• [RECORDS PROVIDED]:
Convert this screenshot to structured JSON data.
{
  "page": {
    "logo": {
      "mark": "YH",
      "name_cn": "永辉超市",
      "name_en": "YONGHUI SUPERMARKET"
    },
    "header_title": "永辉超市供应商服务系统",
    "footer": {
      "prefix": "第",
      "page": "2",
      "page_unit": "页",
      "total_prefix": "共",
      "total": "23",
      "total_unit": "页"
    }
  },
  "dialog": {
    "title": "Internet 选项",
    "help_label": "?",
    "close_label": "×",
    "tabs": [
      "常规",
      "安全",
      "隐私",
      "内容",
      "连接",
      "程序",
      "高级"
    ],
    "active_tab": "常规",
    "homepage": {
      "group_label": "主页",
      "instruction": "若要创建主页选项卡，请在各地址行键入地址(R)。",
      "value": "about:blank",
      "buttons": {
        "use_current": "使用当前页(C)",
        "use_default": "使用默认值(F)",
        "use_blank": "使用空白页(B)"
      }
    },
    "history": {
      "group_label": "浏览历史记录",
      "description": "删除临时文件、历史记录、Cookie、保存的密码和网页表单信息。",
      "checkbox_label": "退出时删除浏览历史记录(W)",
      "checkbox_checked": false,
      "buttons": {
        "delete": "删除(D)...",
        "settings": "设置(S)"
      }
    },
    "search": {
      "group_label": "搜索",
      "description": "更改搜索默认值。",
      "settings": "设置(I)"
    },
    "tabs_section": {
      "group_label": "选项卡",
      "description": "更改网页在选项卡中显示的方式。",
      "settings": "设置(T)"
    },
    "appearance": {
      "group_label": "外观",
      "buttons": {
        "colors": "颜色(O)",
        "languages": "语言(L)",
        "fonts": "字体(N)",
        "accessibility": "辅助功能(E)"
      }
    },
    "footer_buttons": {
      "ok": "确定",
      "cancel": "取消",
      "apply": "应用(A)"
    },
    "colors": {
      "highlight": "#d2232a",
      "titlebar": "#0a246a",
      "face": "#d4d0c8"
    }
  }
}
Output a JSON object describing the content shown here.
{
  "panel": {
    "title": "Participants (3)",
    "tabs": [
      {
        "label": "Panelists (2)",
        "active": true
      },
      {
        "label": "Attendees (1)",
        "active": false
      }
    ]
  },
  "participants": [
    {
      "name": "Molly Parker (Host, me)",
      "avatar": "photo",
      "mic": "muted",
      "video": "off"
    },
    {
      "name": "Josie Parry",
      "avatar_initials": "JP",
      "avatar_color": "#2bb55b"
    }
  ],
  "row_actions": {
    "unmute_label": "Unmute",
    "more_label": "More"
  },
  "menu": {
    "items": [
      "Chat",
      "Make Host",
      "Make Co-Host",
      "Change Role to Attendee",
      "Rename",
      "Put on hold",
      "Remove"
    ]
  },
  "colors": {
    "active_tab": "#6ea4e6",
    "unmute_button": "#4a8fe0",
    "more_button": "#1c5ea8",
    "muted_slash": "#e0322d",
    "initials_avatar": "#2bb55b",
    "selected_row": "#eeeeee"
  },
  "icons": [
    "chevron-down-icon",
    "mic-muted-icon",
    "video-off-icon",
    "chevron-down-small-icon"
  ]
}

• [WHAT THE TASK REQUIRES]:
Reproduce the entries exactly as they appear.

• [EXPECTED ANSWER]:
Convert this screenshot to structured JSON data.
{
  "page": {
    "logo": {
      "mark": "YH",
      "name_cn": "永辉超市",
      "name_en": "YONGHUI SUPERMARKET"
    },
    "header_title": "永辉超市供应商服务系统",
    "footer": {
      "prefix": "第",
      "page": "2",
      "page_unit": "页",
      "total_prefix": "共",
      "total": "23",
      "total_unit": "页"
    }
  },
  "dialog": {
    "title": "Internet 选项",
    "help_label": "?",
    "close_label": "×",
    "tabs": [
      "常规",
      "安全",
      "隐私",
      "内容",
      "连接",
      "程序",
      "高级"
    ],
    "active_tab": "常规",
    "homepage": {
      "group_label": "主页",
      "instruction": "若要创建主页选项卡，请在各地址行键入地址(R)。",
      "value": "about:blank",
      "buttons": {
        "use_current": "使用当前页(C)",
        "use_default": "使用默认值(F)",
        "use_blank": "使用空白页(B)"
      }
    },
    "history": {
      "group_label": "浏览历史记录",
      "description": "删除临时文件、历史记录、Cookie、保存的密码和网页表单信息。",
      "checkbox_label": "退出时删除浏览历史记录(W)",
      "checkbox_checked": false,
      "buttons": {
        "delete": "删除(D)...",
        "settings": "设置(S)"
      }
    },
    "search": {
      "group_label": "搜索",
      "description": "更改搜索默认值。",
      "settings": "设置(I)"
    },
    "tabs_section": {
      "group_label": "选项卡",
      "description": "更改网页在选项卡中显示的方式。",
      "settings": "设置(T)"
    },
    "appearance": {
      "group_label": "外观",
      "buttons": {
        "colors": "颜色(O)",
        "languages": "语言(L)",
        "fonts": "字体(N)",
        "accessibility": "辅助功能(E)"
      }
    },
    "footer_buttons": {
      "ok": "确定",
      "cancel": "取消",
      "apply": "应用(A)"
    },
    "colors": {
      "highlight": "#d2232a",
      "titlebar": "#0a246a",
      "face": "#d4d0c8"
    }
  }
}
Output a JSON object describing the content shown here.
{
  "panel": {
    "title": "Participants (3)",
    "tabs": [
      {
        "label": "Panelists (2)",
        "active": true
      },
      {
        "label": "Attendees (1)",
        "active": false
      }
    ]
  },
  "participants": [
    {
      "name": "Molly Parker (Host, me)",
      "avatar": "photo",
      "mic": "muted",
      "video": "off"
    },
    {
      "name": "Josie Parry",
      "avatar_initials": "JP",
      "avatar_color": "#2bb55b"
    }
  ],
  "row_actions": {
    "unmute_label": "Unmute",
    "more_label": "More"
  },
  "menu": {
    "items": [
      "Chat",
      "Make Host",
      "Make Co-Host",
      "Change Role to Attendee",
      "Rename",
      "Put on hold",
      "Remove"
    ]
  },
  "colors": {
    "active_tab": "#6ea4e6",
    "unmute_button": "#4a8fe0",
    "more_button": "#1c5ea8",
    "muted_slash": "#e0322d",
    "initials_avatar": "#2bb55b",
    "selected_row": "#eeeeee"
  },
  "icons": [
    "chevron-down-icon",
    "mic-muted-icon",
    "video-off-icon",
    "chevron-down-small-icon"
  ]
}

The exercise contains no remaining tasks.